Problem statement:
When "title" occurs in a line of the material, copy that line.

Data section:
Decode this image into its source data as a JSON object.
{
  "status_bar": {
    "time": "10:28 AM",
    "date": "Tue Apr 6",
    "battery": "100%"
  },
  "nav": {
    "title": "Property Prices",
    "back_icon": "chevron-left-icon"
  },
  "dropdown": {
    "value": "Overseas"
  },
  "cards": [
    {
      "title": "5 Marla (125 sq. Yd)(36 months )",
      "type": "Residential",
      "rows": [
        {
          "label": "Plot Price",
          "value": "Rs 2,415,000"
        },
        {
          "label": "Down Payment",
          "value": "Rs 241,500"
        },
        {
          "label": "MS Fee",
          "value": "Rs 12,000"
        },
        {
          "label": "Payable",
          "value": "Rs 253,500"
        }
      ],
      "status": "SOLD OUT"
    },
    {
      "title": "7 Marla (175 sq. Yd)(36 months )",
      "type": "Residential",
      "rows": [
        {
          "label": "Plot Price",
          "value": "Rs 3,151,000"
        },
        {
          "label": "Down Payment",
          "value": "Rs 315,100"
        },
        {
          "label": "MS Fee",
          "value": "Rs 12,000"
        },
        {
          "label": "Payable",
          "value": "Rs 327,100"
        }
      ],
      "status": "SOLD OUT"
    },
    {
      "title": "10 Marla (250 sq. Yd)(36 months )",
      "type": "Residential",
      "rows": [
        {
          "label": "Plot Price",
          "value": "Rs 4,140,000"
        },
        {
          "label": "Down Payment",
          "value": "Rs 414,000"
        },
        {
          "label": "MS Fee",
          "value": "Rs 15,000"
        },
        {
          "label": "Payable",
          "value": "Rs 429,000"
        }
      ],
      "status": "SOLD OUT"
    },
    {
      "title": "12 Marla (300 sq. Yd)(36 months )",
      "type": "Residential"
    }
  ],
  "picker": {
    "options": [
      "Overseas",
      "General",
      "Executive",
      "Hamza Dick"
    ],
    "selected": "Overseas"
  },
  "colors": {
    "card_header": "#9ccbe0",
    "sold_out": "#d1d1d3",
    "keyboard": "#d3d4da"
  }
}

Response box:
    "title": "Property Prices",
      "title": "5 Marla (125 sq. Yd)(36 months )",
      "title": "7 Marla (175 sq. Yd)(36 months )",
      "title": "10 Marla (250 sq. Yd)(36 months )",
      "title": "12 Marla (300 sq. Yd)(36 months )",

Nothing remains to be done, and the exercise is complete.